[EXTRACTED MATERIAL Boundary: Start]

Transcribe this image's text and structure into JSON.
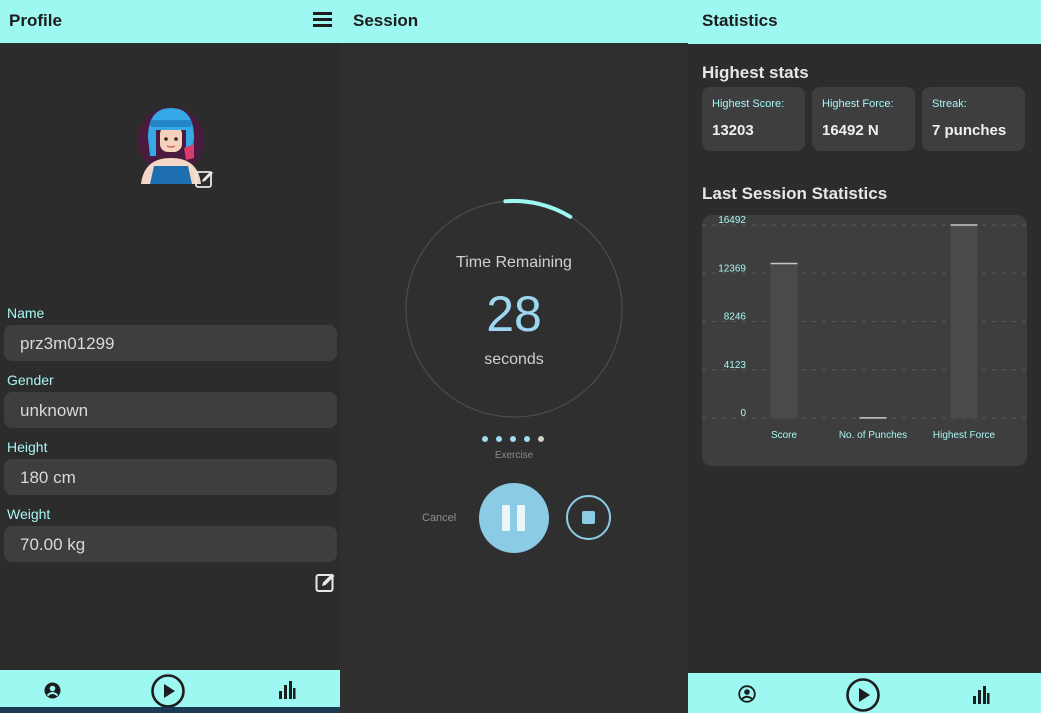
{
  "profile": {
    "title": "Profile",
    "fields": [
      {
        "label": "Name",
        "value": "prz3m01299"
      },
      {
        "label": "Gender",
        "value": "unknown"
      },
      {
        "label": "Height",
        "value": "180 cm"
      },
      {
        "label": "Weight",
        "value": "70.00 kg"
      }
    ],
    "icons": [
      "menu-icon",
      "avatar",
      "edit-photo-icon",
      "edit-icon"
    ],
    "nav": [
      "profile-icon",
      "play-icon",
      "statistics-icon"
    ]
  },
  "session": {
    "title": "Session",
    "time_label": "Time Remaining",
    "time_value": "28",
    "time_unit": "seconds",
    "exercise_label": "Exercise",
    "cancel_label": "Cancel",
    "dots_total": 5,
    "dots_active": 4,
    "timer_progress": 0.1
  },
  "statistics": {
    "title": "Statistics",
    "highest_title": "Highest stats",
    "cards": [
      {
        "label": "Highest Score:",
        "value": "13203"
      },
      {
        "label": "Highest Force:",
        "value": "16492 N"
      },
      {
        "label": "Streak:",
        "value": "7 punches"
      }
    ],
    "last_title": "Last Session Statistics",
    "nav": [
      "profile-icon",
      "play-icon",
      "statistics-icon"
    ]
  },
  "colors": {
    "accent": "#9cf8f1",
    "background": "#2c2c2d",
    "card": "#3e3e3f",
    "button": "#8ccbe4"
  },
  "chart_data": {
    "type": "bar",
    "categories": [
      "Score",
      "No. of Punches",
      "Highest Force"
    ],
    "values": [
      13203,
      7,
      16492
    ],
    "yticks": [
      "16492",
      "12369",
      "8246",
      "4123",
      "0"
    ],
    "ylim": [
      0,
      16492
    ],
    "grid": true,
    "title": "",
    "xlabel": "",
    "ylabel": ""
  }
}
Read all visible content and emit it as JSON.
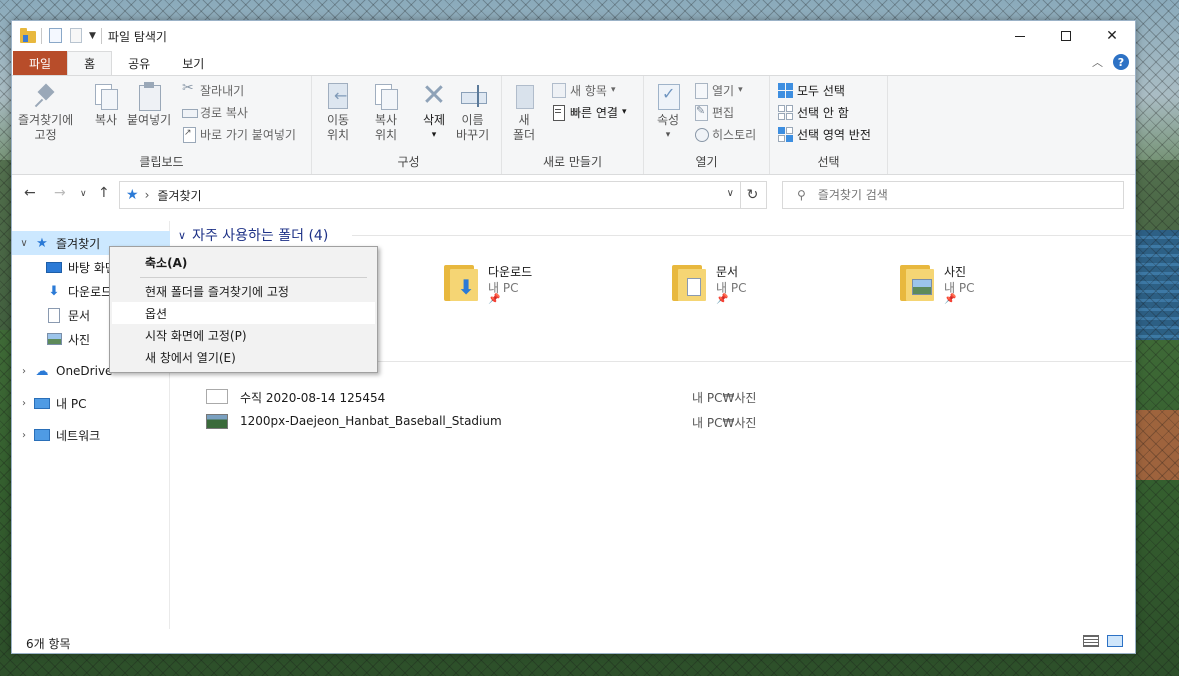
{
  "window": {
    "title": "파일 탐색기"
  },
  "ribbon_tabs": [
    "파일",
    "홈",
    "공유",
    "보기"
  ],
  "ribbon": {
    "clipboard": {
      "pin_label_1": "즐겨찾기에",
      "pin_label_2": "고정",
      "copy": "복사",
      "paste": "붙여넣기",
      "cut": "잘라내기",
      "copy_path": "경로 복사",
      "paste_shortcut": "바로 가기 붙여넣기",
      "group": "클립보드"
    },
    "organize": {
      "move_1": "이동",
      "move_2": "위치",
      "copy_1": "복사",
      "copy_2": "위치",
      "delete": "삭제",
      "rename_1": "이름",
      "rename_2": "바꾸기",
      "group": "구성"
    },
    "new": {
      "new_folder_1": "새",
      "new_folder_2": "폴더",
      "new_item": "새 항목",
      "easy_access": "빠른 연결",
      "group": "새로 만들기"
    },
    "open": {
      "properties": "속성",
      "open": "열기",
      "edit": "편집",
      "history": "히스토리",
      "group": "열기"
    },
    "select": {
      "select_all": "모두 선택",
      "select_none": "선택 안 함",
      "invert": "선택 영역 반전",
      "group": "선택"
    }
  },
  "address": {
    "path": "즐겨찾기",
    "search_placeholder": "즐겨찾기 검색"
  },
  "nav": {
    "quick_access": "즐겨찾기",
    "desktop": "바탕 화면",
    "downloads": "다운로드",
    "documents": "문서",
    "pictures": "사진",
    "onedrive": "OneDrive",
    "this_pc": "내 PC",
    "network": "네트워크"
  },
  "frequent": {
    "header": "자주 사용하는 폴더 (4)",
    "folders": [
      {
        "name": "다운로드",
        "location": "내 PC"
      },
      {
        "name": "문서",
        "location": "내 PC"
      },
      {
        "name": "사진",
        "location": "내 PC"
      }
    ]
  },
  "recent": [
    {
      "name": "수직 2020-08-14 125454",
      "location": "내 PC₩사진"
    },
    {
      "name": "1200px-Daejeon_Hanbat_Baseball_Stadium",
      "location": "내 PC₩사진"
    }
  ],
  "context_menu": {
    "items": [
      "축소(A)",
      "현재 폴더를 즐겨찾기에 고정",
      "옵션",
      "시작 화면에 고정(P)",
      "새 창에서 열기(E)"
    ]
  },
  "status": {
    "count": "6개 항목"
  },
  "colors": {
    "file_tab": "#b84d2a",
    "accent": "#2b7ad6",
    "section_header": "#1e3287",
    "selection": "#cce8ff"
  }
}
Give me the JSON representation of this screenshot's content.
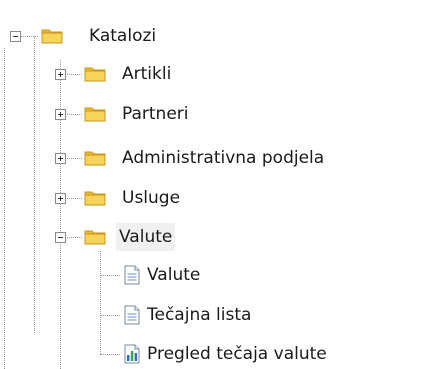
{
  "tree": {
    "root": {
      "label": "Katalozi",
      "expanded": true,
      "icon": "folder-icon"
    },
    "children": [
      {
        "label": "Artikli",
        "expanded": false,
        "icon": "folder-icon"
      },
      {
        "label": "Partneri",
        "expanded": false,
        "icon": "folder-icon"
      },
      {
        "label": "Administrativna podjela",
        "expanded": false,
        "icon": "folder-icon"
      },
      {
        "label": "Usluge",
        "expanded": false,
        "icon": "folder-icon"
      },
      {
        "label": "Valute",
        "expanded": true,
        "selected": true,
        "icon": "folder-icon",
        "children": [
          {
            "label": "Valute",
            "icon": "document-icon"
          },
          {
            "label": "Tečajna lista",
            "icon": "document-icon"
          },
          {
            "label": "Pregled tečaja valute",
            "icon": "report-chart-icon"
          }
        ]
      }
    ]
  },
  "colors": {
    "folder_fill": "#f7d35a",
    "folder_tab": "#e8b933",
    "folder_edge": "#c9961e",
    "selection_bg": "#f0f0f0",
    "doc_line": "#6d8fc7",
    "chart_bar_blue": "#2f6fc4",
    "chart_bar_green": "#3aa84a"
  }
}
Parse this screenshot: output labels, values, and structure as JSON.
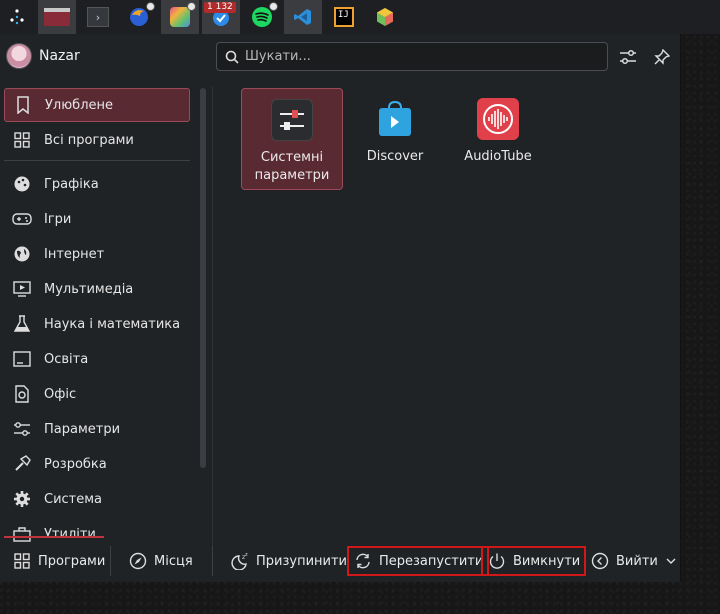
{
  "taskbar": {
    "items": [
      {
        "name": "app-launcher-icon"
      },
      {
        "name": "window-thumbnail-1"
      },
      {
        "name": "terminal-icon"
      },
      {
        "name": "firefox-icon"
      },
      {
        "name": "colors-app-icon"
      },
      {
        "name": "chat-app-icon",
        "count": "1 132"
      },
      {
        "name": "spotify-icon"
      },
      {
        "name": "vscode-icon"
      },
      {
        "name": "intellij-icon"
      },
      {
        "name": "cube-app-icon"
      }
    ]
  },
  "header": {
    "username": "Nazar",
    "search_placeholder": "Шукати..."
  },
  "sidebar": {
    "items": [
      {
        "label": "Улюблене",
        "icon": "bookmark-icon"
      },
      {
        "label": "Всі програми",
        "icon": "grid-icon"
      },
      {
        "label": "Графіка",
        "icon": "palette-icon"
      },
      {
        "label": "Ігри",
        "icon": "gamepad-icon"
      },
      {
        "label": "Інтернет",
        "icon": "globe-icon"
      },
      {
        "label": "Мультимедіа",
        "icon": "media-icon"
      },
      {
        "label": "Наука і математика",
        "icon": "flask-icon"
      },
      {
        "label": "Освіта",
        "icon": "education-icon"
      },
      {
        "label": "Офіс",
        "icon": "document-icon"
      },
      {
        "label": "Параметри",
        "icon": "sliders-icon"
      },
      {
        "label": "Розробка",
        "icon": "hammer-icon"
      },
      {
        "label": "Система",
        "icon": "gear-icon"
      },
      {
        "label": "Утиліти",
        "icon": "toolbox-icon"
      }
    ]
  },
  "favorites": [
    {
      "label": "Системні параметри",
      "icon": "system-settings-icon"
    },
    {
      "label": "Discover",
      "icon": "discover-icon"
    },
    {
      "label": "AudioTube",
      "icon": "audiotube-icon"
    }
  ],
  "footer": {
    "programs": "Програми",
    "places": "Місця",
    "sleep": "Призупинити",
    "restart": "Перезапустити",
    "shutdown": "Вимкнути",
    "logout": "Вийти"
  },
  "colors": {
    "accent": "#9c4a58",
    "highlight_outline": "#d01818"
  }
}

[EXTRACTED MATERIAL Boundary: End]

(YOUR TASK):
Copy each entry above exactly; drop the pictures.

(WRITTEN SOLUTION):
Transcribe this image's text and structure into JSON.
{
  "profile": {
    "title": "Profile",
    "fields": [
      {
        "label": "Name",
        "value": "prz3m01299"
      },
      {
        "label": "Gender",
        "value": "unknown"
      },
      {
        "label": "Height",
        "value": "180 cm"
      },
      {
        "label": "Weight",
        "value": "70.00 kg"
      }
    ],
    "icons": [
      "menu-icon",
      "avatar",
      "edit-photo-icon",
      "edit-icon"
    ],
    "nav": [
      "profile-icon",
      "play-icon",
      "statistics-icon"
    ]
  },
  "session": {
    "title": "Session",
    "time_label": "Time Remaining",
    "time_value": "28",
    "time_unit": "seconds",
    "exercise_label": "Exercise",
    "cancel_label": "Cancel",
    "dots_total": 5,
    "dots_active": 4,
    "timer_progress": 0.1
  },
  "statistics": {
    "title": "Statistics",
    "highest_title": "Highest stats",
    "cards": [
      {
        "label": "Highest Score:",
        "value": "13203"
      },
      {
        "label": "Highest Force:",
        "value": "16492 N"
      },
      {
        "label": "Streak:",
        "value": "7 punches"
      }
    ],
    "last_title": "Last Session Statistics",
    "nav": [
      "profile-icon",
      "play-icon",
      "statistics-icon"
    ]
  },
  "colors": {
    "accent": "#9cf8f1",
    "background": "#2c2c2d",
    "card": "#3e3e3f",
    "button": "#8ccbe4"
  },
  "chart_data": {
    "type": "bar",
    "categories": [
      "Score",
      "No. of Punches",
      "Highest Force"
    ],
    "values": [
      13203,
      7,
      16492
    ],
    "yticks": [
      "16492",
      "12369",
      "8246",
      "4123",
      "0"
    ],
    "ylim": [
      0,
      16492
    ],
    "grid": true,
    "title": "",
    "xlabel": "",
    "ylabel": ""
  }
}
Read all visible content and emit it as JSON.
{
  "window": {
    "title": "파일 탐색기"
  },
  "ribbon_tabs": [
    "파일",
    "홈",
    "공유",
    "보기"
  ],
  "ribbon": {
    "clipboard": {
      "pin_label_1": "즐겨찾기에",
      "pin_label_2": "고정",
      "copy": "복사",
      "paste": "붙여넣기",
      "cut": "잘라내기",
      "copy_path": "경로 복사",
      "paste_shortcut": "바로 가기 붙여넣기",
      "group": "클립보드"
    },
    "organize": {
      "move_1": "이동",
      "move_2": "위치",
      "copy_1": "복사",
      "copy_2": "위치",
      "delete": "삭제",
      "rename_1": "이름",
      "rename_2": "바꾸기",
      "group": "구성"
    },
    "new": {
      "new_folder_1": "새",
      "new_folder_2": "폴더",
      "new_item": "새 항목",
      "easy_access": "빠른 연결",
      "group": "새로 만들기"
    },
    "open": {
      "properties": "속성",
      "open": "열기",
      "edit": "편집",
      "history": "히스토리",
      "group": "열기"
    },
    "select": {
      "select_all": "모두 선택",
      "select_none": "선택 안 함",
      "invert": "선택 영역 반전",
      "group": "선택"
    }
  },
  "address": {
    "path": "즐겨찾기",
    "search_placeholder": "즐겨찾기 검색"
  },
  "nav": {
    "quick_access": "즐겨찾기",
    "desktop": "바탕 화면",
    "downloads": "다운로드",
    "documents": "문서",
    "pictures": "사진",
    "onedrive": "OneDrive",
    "this_pc": "내 PC",
    "network": "네트워크"
  },
  "frequent": {
    "header": "자주 사용하는 폴더 (4)",
    "folders": [
      {
        "name": "다운로드",
        "location": "내 PC"
      },
      {
        "name": "문서",
        "location": "내 PC"
      },
      {
        "name": "사진",
        "location": "내 PC"
      }
    ]
  },
  "recent": [
    {
      "name": "수직 2020-08-14 125454",
      "location": "내 PC₩사진"
    },
    {
      "name": "1200px-Daejeon_Hanbat_Baseball_Stadium",
      "location": "내 PC₩사진"
    }
  ],
  "context_menu": {
    "items": [
      "축소(A)",
      "현재 폴더를 즐겨찾기에 고정",
      "옵션",
      "시작 화면에 고정(P)",
      "새 창에서 열기(E)"
    ]
  },
  "status": {
    "count": "6개 항목"
  },
  "colors": {
    "file_tab": "#b84d2a",
    "accent": "#2b7ad6",
    "section_header": "#1e3287",
    "selection": "#cce8ff"
  }
}
Give me the JSON representation of this screenshot's content.
{
  "tree": {
    "root": {
      "label": "Katalozi",
      "expanded": true,
      "icon": "folder-icon"
    },
    "children": [
      {
        "label": "Artikli",
        "expanded": false,
        "icon": "folder-icon"
      },
      {
        "label": "Partneri",
        "expanded": false,
        "icon": "folder-icon"
      },
      {
        "label": "Administrativna podjela",
        "expanded": false,
        "icon": "folder-icon"
      },
      {
        "label": "Usluge",
        "expanded": false,
        "icon": "folder-icon"
      },
      {
        "label": "Valute",
        "expanded": true,
        "selected": true,
        "icon": "folder-icon",
        "children": [
          {
            "label": "Valute",
            "icon": "document-icon"
          },
          {
            "label": "Tečajna lista",
            "icon": "document-icon"
          },
          {
            "label": "Pregled tečaja valute",
            "icon": "report-chart-icon"
          }
        ]
      }
    ]
  },
  "colors": {
    "folder_fill": "#f7d35a",
    "folder_tab": "#e8b933",
    "folder_edge": "#c9961e",
    "selection_bg": "#f0f0f0",
    "doc_line": "#6d8fc7",
    "chart_bar_blue": "#2f6fc4",
    "chart_bar_green": "#3aa84a"
  }
}
Parse this screenshot: output labels, values, and structure as JSON.
{
  "taskbar": {
    "items": [
      {
        "name": "app-launcher-icon"
      },
      {
        "name": "window-thumbnail-1"
      },
      {
        "name": "terminal-icon"
      },
      {
        "name": "firefox-icon"
      },
      {
        "name": "colors-app-icon"
      },
      {
        "name": "chat-app-icon",
        "count": "1 132"
      },
      {
        "name": "spotify-icon"
      },
      {
        "name": "vscode-icon"
      },
      {
        "name": "intellij-icon"
      },
      {
        "name": "cube-app-icon"
      }
    ]
  },
  "header": {
    "username": "Nazar",
    "search_placeholder": "Шукати..."
  },
  "sidebar": {
    "items": [
      {
        "label": "Улюблене",
        "icon": "bookmark-icon"
      },
      {
        "label": "Всі програми",
        "icon": "grid-icon"
      },
      {
        "label": "Графіка",
        "icon": "palette-icon"
      },
      {
        "label": "Ігри",
        "icon": "gamepad-icon"
      },
      {
        "label": "Інтернет",
        "icon": "globe-icon"
      },
      {
        "label": "Мультимедіа",
        "icon": "media-icon"
      },
      {
        "label": "Наука і математика",
        "icon": "flask-icon"
      },
      {
        "label": "Освіта",
        "icon": "education-icon"
      },
      {
        "label": "Офіс",
        "icon": "document-icon"
      },
      {
        "label": "Параметри",
        "icon": "sliders-icon"
      },
      {
        "label": "Розробка",
        "icon": "hammer-icon"
      },
      {
        "label": "Система",
        "icon": "gear-icon"
      },
      {
        "label": "Утиліти",
        "icon": "toolbox-icon"
      }
    ]
  },
  "favorites": [
    {
      "label": "Системні параметри",
      "icon": "system-settings-icon"
    },
    {
      "label": "Discover",
      "icon": "discover-icon"
    },
    {
      "label": "AudioTube",
      "icon": "audiotube-icon"
    }
  ],
  "footer": {
    "programs": "Програми",
    "places": "Місця",
    "sleep": "Призупинити",
    "restart": "Перезапустити",
    "shutdown": "Вимкнути",
    "logout": "Вийти"
  },
  "colors": {
    "accent": "#9c4a58",
    "highlight_outline": "#d01818"
  }
}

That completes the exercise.